* **HOW TO COMPLETE THIS TASK**
Copy the entries word for word. Keep the pictures out.
(SOURCE MATERIAL)
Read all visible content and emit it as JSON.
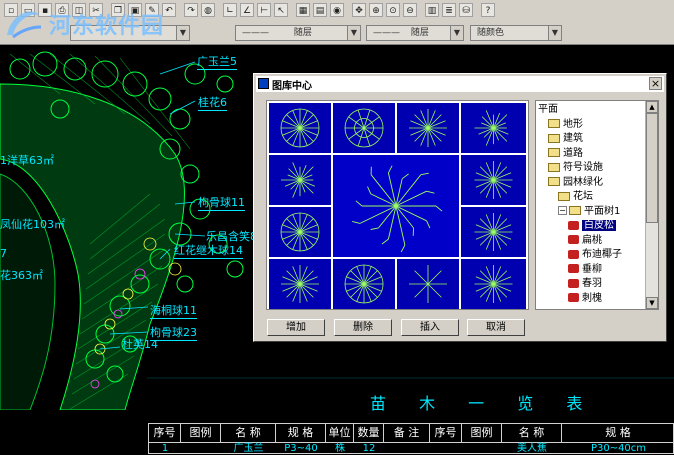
{
  "toolbar": {
    "icons": [
      "new-icon",
      "open-icon",
      "save-icon",
      "print-icon",
      "preview-icon",
      "cut-icon",
      "copy-icon",
      "paste-icon",
      "match-icon",
      "undo-icon",
      "redo-icon",
      "globe-icon",
      "line-icon",
      "angle-icon",
      "dimension-icon",
      "pick-icon",
      "window-icon",
      "layout-icon",
      "eye-icon",
      "pan-icon",
      "zoom-in-icon",
      "zoom-window-icon",
      "zoom-previous-icon",
      "properties-icon",
      "layers-icon",
      "database-icon",
      "help-icon"
    ],
    "help_label": "?"
  },
  "properties_bar": {
    "layer_value": "",
    "linetype_value": "随层",
    "lineweight_value": "随层",
    "color_value": "随颜色",
    "dash_sample": "———"
  },
  "watermark": {
    "text": "河东软件园"
  },
  "cad": {
    "labels": [
      "广玉兰5",
      "桂花6",
      "1洋草63㎡",
      "枸骨球11",
      "乐昌含笑8",
      "红花继木球14",
      "凤仙花103㎡",
      "7",
      "花363㎡",
      "海桐球11",
      "枸骨球23",
      "杜英14"
    ],
    "table_title": "苗 木 一 览 表",
    "table_headers": [
      "序号",
      "图例",
      "名 称",
      "规 格",
      "单位",
      "数量",
      "备 注",
      "序号",
      "图例",
      "名 称",
      "规 格"
    ],
    "table_row": [
      "1",
      "",
      "广玉兰",
      "P3~40",
      "株",
      "12",
      "",
      "",
      "",
      "美人蕉",
      "P30~40cm"
    ]
  },
  "dialog": {
    "title": "图库中心",
    "close_label": "×",
    "tree": [
      {
        "label": "平面",
        "level": 0,
        "kind": "root"
      },
      {
        "label": "地形",
        "level": 1,
        "kind": "folder"
      },
      {
        "label": "建筑",
        "level": 1,
        "kind": "folder"
      },
      {
        "label": "道路",
        "level": 1,
        "kind": "folder"
      },
      {
        "label": "符号设施",
        "level": 1,
        "kind": "folder"
      },
      {
        "label": "园林绿化",
        "level": 1,
        "kind": "folder"
      },
      {
        "label": "花坛",
        "level": 2,
        "kind": "folder"
      },
      {
        "label": "平面树1",
        "level": 2,
        "kind": "open"
      },
      {
        "label": "白皮松",
        "level": 3,
        "kind": "leaf",
        "selected": true
      },
      {
        "label": "扁桃",
        "level": 3,
        "kind": "leaf"
      },
      {
        "label": "布迪椰子",
        "level": 3,
        "kind": "leaf"
      },
      {
        "label": "垂柳",
        "level": 3,
        "kind": "leaf"
      },
      {
        "label": "春羽",
        "level": 3,
        "kind": "leaf"
      },
      {
        "label": "刺槐",
        "level": 3,
        "kind": "leaf"
      }
    ],
    "buttons": {
      "add": "增加",
      "delete": "删除",
      "insert": "插入",
      "cancel": "取消"
    }
  },
  "colors": {
    "cad_background": "#000000",
    "cad_text": "#00e8ff",
    "plant_green": "#00ff40",
    "gallery_blue": "#0000b0",
    "dialog_face": "#d4d0c8",
    "selection": "#000080"
  }
}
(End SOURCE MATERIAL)
* **ANSWER FOR THIS EXERCISE**
Read all visible content and emit it as JSON.
{
  "toolbar": {
    "icons": [
      "new-icon",
      "open-icon",
      "save-icon",
      "print-icon",
      "preview-icon",
      "cut-icon",
      "copy-icon",
      "paste-icon",
      "match-icon",
      "undo-icon",
      "redo-icon",
      "globe-icon",
      "line-icon",
      "angle-icon",
      "dimension-icon",
      "pick-icon",
      "window-icon",
      "layout-icon",
      "eye-icon",
      "pan-icon",
      "zoom-in-icon",
      "zoom-window-icon",
      "zoom-previous-icon",
      "properties-icon",
      "layers-icon",
      "database-icon",
      "help-icon"
    ],
    "help_label": "?"
  },
  "properties_bar": {
    "layer_value": "",
    "linetype_value": "随层",
    "lineweight_value": "随层",
    "color_value": "随颜色",
    "dash_sample": "———"
  },
  "watermark": {
    "text": "河东软件园"
  },
  "cad": {
    "labels": [
      "广玉兰5",
      "桂花6",
      "1洋草63㎡",
      "枸骨球11",
      "乐昌含笑8",
      "红花继木球14",
      "凤仙花103㎡",
      "7",
      "花363㎡",
      "海桐球11",
      "枸骨球23",
      "杜英14"
    ],
    "table_title": "苗 木 一 览 表",
    "table_headers": [
      "序号",
      "图例",
      "名 称",
      "规 格",
      "单位",
      "数量",
      "备 注",
      "序号",
      "图例",
      "名 称",
      "规 格"
    ],
    "table_row": [
      "1",
      "",
      "广玉兰",
      "P3~40",
      "株",
      "12",
      "",
      "",
      "",
      "美人蕉",
      "P30~40cm"
    ]
  },
  "dialog": {
    "title": "图库中心",
    "close_label": "×",
    "tree": [
      {
        "label": "平面",
        "level": 0,
        "kind": "root"
      },
      {
        "label": "地形",
        "level": 1,
        "kind": "folder"
      },
      {
        "label": "建筑",
        "level": 1,
        "kind": "folder"
      },
      {
        "label": "道路",
        "level": 1,
        "kind": "folder"
      },
      {
        "label": "符号设施",
        "level": 1,
        "kind": "folder"
      },
      {
        "label": "园林绿化",
        "level": 1,
        "kind": "folder"
      },
      {
        "label": "花坛",
        "level": 2,
        "kind": "folder"
      },
      {
        "label": "平面树1",
        "level": 2,
        "kind": "open"
      },
      {
        "label": "白皮松",
        "level": 3,
        "kind": "leaf",
        "selected": true
      },
      {
        "label": "扁桃",
        "level": 3,
        "kind": "leaf"
      },
      {
        "label": "布迪椰子",
        "level": 3,
        "kind": "leaf"
      },
      {
        "label": "垂柳",
        "level": 3,
        "kind": "leaf"
      },
      {
        "label": "春羽",
        "level": 3,
        "kind": "leaf"
      },
      {
        "label": "刺槐",
        "level": 3,
        "kind": "leaf"
      }
    ],
    "buttons": {
      "add": "增加",
      "delete": "删除",
      "insert": "插入",
      "cancel": "取消"
    }
  },
  "colors": {
    "cad_background": "#000000",
    "cad_text": "#00e8ff",
    "plant_green": "#00ff40",
    "gallery_blue": "#0000b0",
    "dialog_face": "#d4d0c8",
    "selection": "#000080"
  }
}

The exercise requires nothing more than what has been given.